Records from a collection
···

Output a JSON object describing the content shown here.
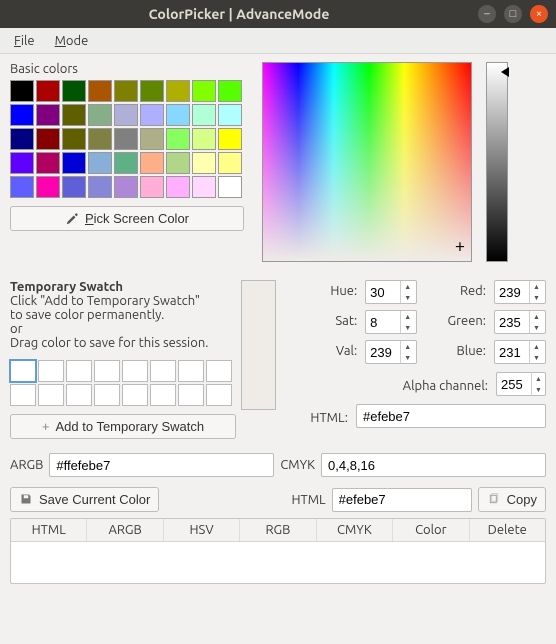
{
  "window": {
    "title": "ColorPicker | AdvanceMode"
  },
  "menu": {
    "file": "File",
    "mode": "Mode"
  },
  "basic": {
    "label": "Basic colors",
    "colors": [
      "#000000",
      "#aa0000",
      "#005500",
      "#aa5500",
      "#808000",
      "#5f8700",
      "#afaf00",
      "#80ff00",
      "#55ff00",
      "#0000ff",
      "#800080",
      "#5f5f00",
      "#87af87",
      "#afafd7",
      "#afafff",
      "#87d7ff",
      "#afffd7",
      "#afffff",
      "#000080",
      "#870000",
      "#5f5f00",
      "#808040",
      "#808080",
      "#afaf87",
      "#87ff5f",
      "#d7ff87",
      "#ffff00",
      "#5f00ff",
      "#af005f",
      "#0000d7",
      "#87afd7",
      "#5faf87",
      "#ffaf87",
      "#afd787",
      "#ffffaf",
      "#ffff87",
      "#5f5fff",
      "#ff00af",
      "#5f5fd7",
      "#8787d7",
      "#af87d7",
      "#ffafd7",
      "#ffafff",
      "#ffd7ff",
      "#ffffff"
    ],
    "pick_button": "Pick Screen Color"
  },
  "temp": {
    "title": "Temporary Swatch",
    "line1": "Click \"Add to Temporary Swatch\"",
    "line2": "to save color permanently.",
    "line3": "or",
    "line4": "Drag color to save for this session.",
    "add_button": "Add to Temporary Swatch"
  },
  "channels": {
    "hue_label": "Hue:",
    "hue": "30",
    "sat_label": "Sat:",
    "sat": "8",
    "val_label": "Val:",
    "val": "239",
    "red_label": "Red:",
    "red": "239",
    "green_label": "Green:",
    "green": "235",
    "blue_label": "Blue:",
    "blue": "231",
    "alpha_label": "Alpha channel:",
    "alpha": "255",
    "html_label": "HTML:",
    "html": "#efebe7"
  },
  "lower": {
    "argb_label": "ARGB",
    "argb": "#ffefebe7",
    "cmyk_label": "CMYK",
    "cmyk": "0,4,8,16",
    "save_button": "Save Current Color",
    "html2_label": "HTML",
    "html2": "#efebe7",
    "copy_button": "Copy"
  },
  "table": {
    "cols": [
      "HTML",
      "ARGB",
      "HSV",
      "RGB",
      "CMYK",
      "Color",
      "Delete"
    ]
  },
  "current_color": "#efebe7"
}
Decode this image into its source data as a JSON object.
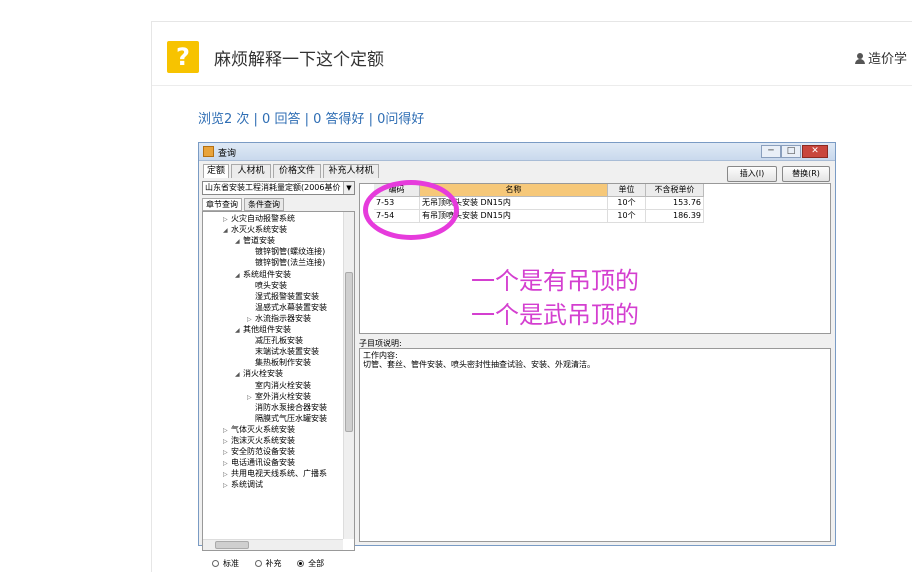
{
  "question": {
    "title": "麻烦解释一下这个定额",
    "user": "造价学",
    "stats": "浏览2 次 | 0 回答 | 0 答得好 | 0问得好"
  },
  "window": {
    "title": "查询",
    "controls": [
      "─",
      "□",
      "✕"
    ],
    "tabs": [
      "定额",
      "人材机",
      "价格文件",
      "补充人材机"
    ],
    "insert_button": "插入(I)",
    "replace_button": "替换(R)",
    "combo_value": "山东省安装工程消耗量定额(2006基价",
    "subtabs": [
      "章节查询",
      "条件查询"
    ],
    "tree": [
      {
        "label": "火灾自动报警系统",
        "arrow": "▷",
        "level": 0
      },
      {
        "label": "水灭火系统安装",
        "arrow": "◢",
        "level": 0
      },
      {
        "label": "管道安装",
        "arrow": "◢",
        "level": 1
      },
      {
        "label": "镀锌钢管(螺纹连接)",
        "arrow": "",
        "level": 2
      },
      {
        "label": "镀锌钢管(法兰连接)",
        "arrow": "",
        "level": 2
      },
      {
        "label": "系统组件安装",
        "arrow": "◢",
        "level": 1
      },
      {
        "label": "喷头安装",
        "arrow": "",
        "level": 2
      },
      {
        "label": "湿式报警装置安装",
        "arrow": "",
        "level": 2
      },
      {
        "label": "温感式水幕装置安装",
        "arrow": "",
        "level": 2
      },
      {
        "label": "水流指示器安装",
        "arrow": "▷",
        "level": 2
      },
      {
        "label": "其他组件安装",
        "arrow": "◢",
        "level": 1
      },
      {
        "label": "减压孔板安装",
        "arrow": "",
        "level": 2
      },
      {
        "label": "末端试水装置安装",
        "arrow": "",
        "level": 2
      },
      {
        "label": "集热板制作安装",
        "arrow": "",
        "level": 2
      },
      {
        "label": "消火栓安装",
        "arrow": "◢",
        "level": 1
      },
      {
        "label": "室内消火栓安装",
        "arrow": "",
        "level": 2
      },
      {
        "label": "室外消火栓安装",
        "arrow": "▷",
        "level": 2
      },
      {
        "label": "消防水泵接合器安装",
        "arrow": "",
        "level": 2
      },
      {
        "label": "隔膜式气压水罐安装",
        "arrow": "",
        "level": 2
      },
      {
        "label": "气体灭火系统安装",
        "arrow": "▷",
        "level": 0
      },
      {
        "label": "泡沫灭火系统安装",
        "arrow": "▷",
        "level": 0
      },
      {
        "label": "安全防范设备安装",
        "arrow": "▷",
        "level": 0
      },
      {
        "label": "电话通讯设备安装",
        "arrow": "▷",
        "level": 0
      },
      {
        "label": "共用电视天线系统、广播系",
        "arrow": "▷",
        "level": 0
      },
      {
        "label": "系统调试",
        "arrow": "▷",
        "level": 0
      }
    ],
    "radios": [
      {
        "label": "标准",
        "checked": false
      },
      {
        "label": "补充",
        "checked": false
      },
      {
        "label": "全部",
        "checked": true
      }
    ],
    "grid": {
      "headers": [
        "编码",
        "名称",
        "单位",
        "不含税单价"
      ],
      "rows": [
        [
          "7-53",
          "无吊顶喷头安装 DN15内",
          "10个",
          "153.76"
        ],
        [
          "7-54",
          "有吊顶喷头安装 DN15内",
          "10个",
          "186.39"
        ]
      ]
    },
    "desc_label": "子目项说明:",
    "desc_lines": [
      "工作内容:",
      "切管、套丝、管件安装、喷头密封性抽查试验、安装、外观清洁。"
    ]
  },
  "annotation": {
    "line1": "一个是有吊顶的",
    "line2": "一个是武吊顶的",
    "color": "#d43fd0"
  }
}
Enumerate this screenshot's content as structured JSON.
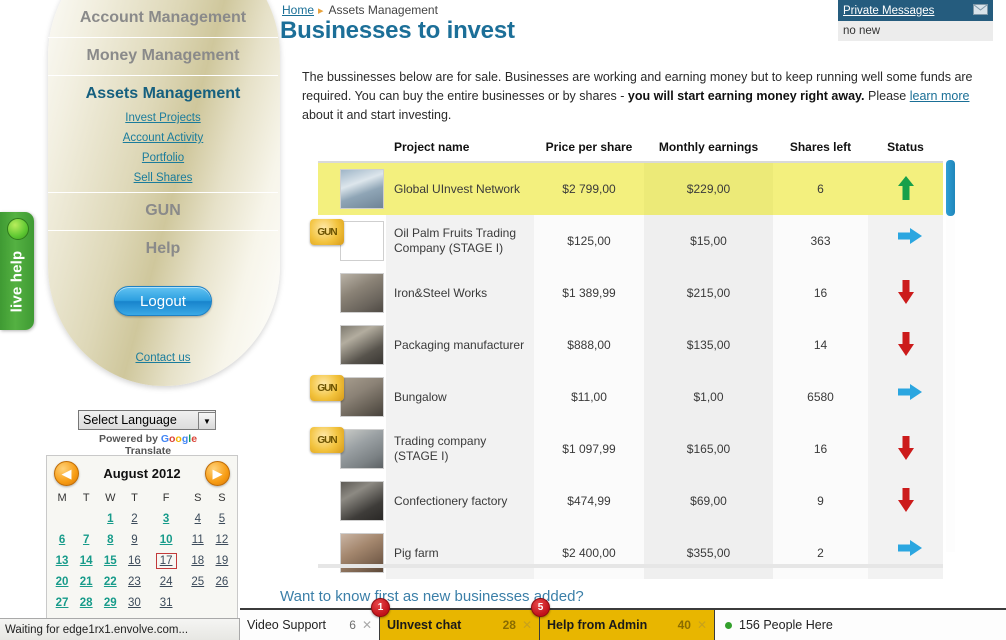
{
  "live_help": {
    "label": "live help"
  },
  "sidebar": {
    "top_items": [
      {
        "label": "Account Management",
        "active": false
      },
      {
        "label": "Money Management",
        "active": false
      },
      {
        "label": "Assets Management",
        "active": true
      }
    ],
    "sub_items": [
      {
        "label": "Invest Projects"
      },
      {
        "label": "Account Activity"
      },
      {
        "label": "Portfolio"
      },
      {
        "label": "Sell Shares"
      }
    ],
    "bottom_items": [
      {
        "label": "GUN"
      },
      {
        "label": "Help"
      }
    ],
    "logout_label": "Logout",
    "contact_label": "Contact us"
  },
  "language": {
    "selected": "Select Language",
    "credit_prefix": "Powered by",
    "credit_google": "Google",
    "credit_suffix": "Translate"
  },
  "calendar": {
    "title": "August 2012",
    "prev_icon": "left-arrow-icon",
    "next_icon": "right-arrow-icon",
    "weekdays": [
      "M",
      "T",
      "W",
      "T",
      "F",
      "S",
      "S"
    ],
    "weeks": [
      [
        {
          "d": "",
          "t": ""
        },
        {
          "d": "",
          "t": ""
        },
        {
          "d": "1",
          "t": "on"
        },
        {
          "d": "2",
          "t": "off"
        },
        {
          "d": "3",
          "t": "on"
        },
        {
          "d": "4",
          "t": "off"
        },
        {
          "d": "5",
          "t": "off"
        }
      ],
      [
        {
          "d": "6",
          "t": "on"
        },
        {
          "d": "7",
          "t": "on"
        },
        {
          "d": "8",
          "t": "on"
        },
        {
          "d": "9",
          "t": "off"
        },
        {
          "d": "10",
          "t": "on"
        },
        {
          "d": "11",
          "t": "off"
        },
        {
          "d": "12",
          "t": "off"
        }
      ],
      [
        {
          "d": "13",
          "t": "on"
        },
        {
          "d": "14",
          "t": "on"
        },
        {
          "d": "15",
          "t": "on"
        },
        {
          "d": "16",
          "t": "off"
        },
        {
          "d": "17",
          "t": "today"
        },
        {
          "d": "18",
          "t": "off"
        },
        {
          "d": "19",
          "t": "off"
        }
      ],
      [
        {
          "d": "20",
          "t": "on"
        },
        {
          "d": "21",
          "t": "on"
        },
        {
          "d": "22",
          "t": "on"
        },
        {
          "d": "23",
          "t": "off"
        },
        {
          "d": "24",
          "t": "off"
        },
        {
          "d": "25",
          "t": "off"
        },
        {
          "d": "26",
          "t": "off"
        }
      ],
      [
        {
          "d": "27",
          "t": "on"
        },
        {
          "d": "28",
          "t": "on"
        },
        {
          "d": "29",
          "t": "on"
        },
        {
          "d": "30",
          "t": "off"
        },
        {
          "d": "31",
          "t": "off"
        },
        {
          "d": "",
          "t": ""
        },
        {
          "d": "",
          "t": ""
        }
      ]
    ]
  },
  "breadcrumb": {
    "home": "Home",
    "separator": "▸",
    "current": "Assets Management"
  },
  "page_title": "Businesses to invest",
  "private_messages": {
    "link_label": "Private Messages",
    "envelope_icon": "envelope-icon",
    "status": "no new"
  },
  "intro": {
    "part1": "The bussinesses below are for sale. Businesses are working and earning money but to keep running well some funds are required. You can buy the entire businesses or by shares - ",
    "bold": "you will start earning money right away.",
    "part2": " Please ",
    "link": "learn more",
    "part3": " about it and start investing."
  },
  "table": {
    "headers": [
      "",
      "Project name",
      "Price per share",
      "Monthly earnings",
      "Shares left",
      "Status"
    ],
    "rows": [
      {
        "thumb": "t-build",
        "gun": false,
        "name": "Global UInvest Network",
        "price": "$2 799,00",
        "earnings": "$229,00",
        "shares": "6",
        "status": "up",
        "highlighted": true
      },
      {
        "thumb": "t-truck",
        "gun": true,
        "name": "Oil Palm Fruits Trading Company (STAGE I)",
        "price": "$125,00",
        "earnings": "$15,00",
        "shares": "363",
        "status": "right",
        "highlighted": false
      },
      {
        "thumb": "t-iron",
        "gun": false,
        "name": "Iron&Steel Works",
        "price": "$1 389,99",
        "earnings": "$215,00",
        "shares": "16",
        "status": "down",
        "highlighted": false
      },
      {
        "thumb": "t-pack",
        "gun": false,
        "name": "Packaging manufacturer",
        "price": "$888,00",
        "earnings": "$135,00",
        "shares": "14",
        "status": "down",
        "highlighted": false
      },
      {
        "thumb": "t-bung",
        "gun": true,
        "name": "Bungalow",
        "price": "$11,00",
        "earnings": "$1,00",
        "shares": "6580",
        "status": "right",
        "highlighted": false
      },
      {
        "thumb": "t-trade",
        "gun": true,
        "name": "Trading company (STAGE I)",
        "price": "$1 097,99",
        "earnings": "$165,00",
        "shares": "16",
        "status": "down",
        "highlighted": false
      },
      {
        "thumb": "t-conf",
        "gun": false,
        "name": "Confectionery factory",
        "price": "$474,99",
        "earnings": "$69,00",
        "shares": "9",
        "status": "down",
        "highlighted": false
      },
      {
        "thumb": "t-pig",
        "gun": false,
        "name": "Pig farm",
        "price": "$2 400,00",
        "earnings": "$355,00",
        "shares": "2",
        "status": "right",
        "highlighted": false
      }
    ],
    "gun_badge_text": "GUN"
  },
  "want_more": "Want to know first as new businesses added?",
  "chat": {
    "tabs": [
      {
        "label": "Video Support",
        "count": "6",
        "badge": "",
        "style": "white"
      },
      {
        "label": "UInvest chat",
        "count": "28",
        "badge": "1",
        "style": "gold"
      },
      {
        "label": "Help from Admin",
        "count": "40",
        "badge": "5",
        "style": "gold"
      }
    ],
    "close_icon": "close-icon",
    "people_here": "156 People Here"
  },
  "status_bar": {
    "text": "Waiting for edge1rx1.envolve.com..."
  },
  "colors": {
    "accent_blue": "#1c6f98",
    "link_teal": "#1a7c9c",
    "highlight_yellow": "#f3f07e",
    "status_up": "#17a04a",
    "status_down": "#cc1b1b",
    "status_right": "#2ba6e0",
    "chat_gold": "#e8b600",
    "badge_red": "#c1121a",
    "pm_header": "#255c7e"
  }
}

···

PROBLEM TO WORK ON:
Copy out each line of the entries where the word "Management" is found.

PROBLEM SOLUTION:
        "label": "Account Management",
        "label": "Money Management",
        "label": "Assets Management",
    "current": "Assets Management"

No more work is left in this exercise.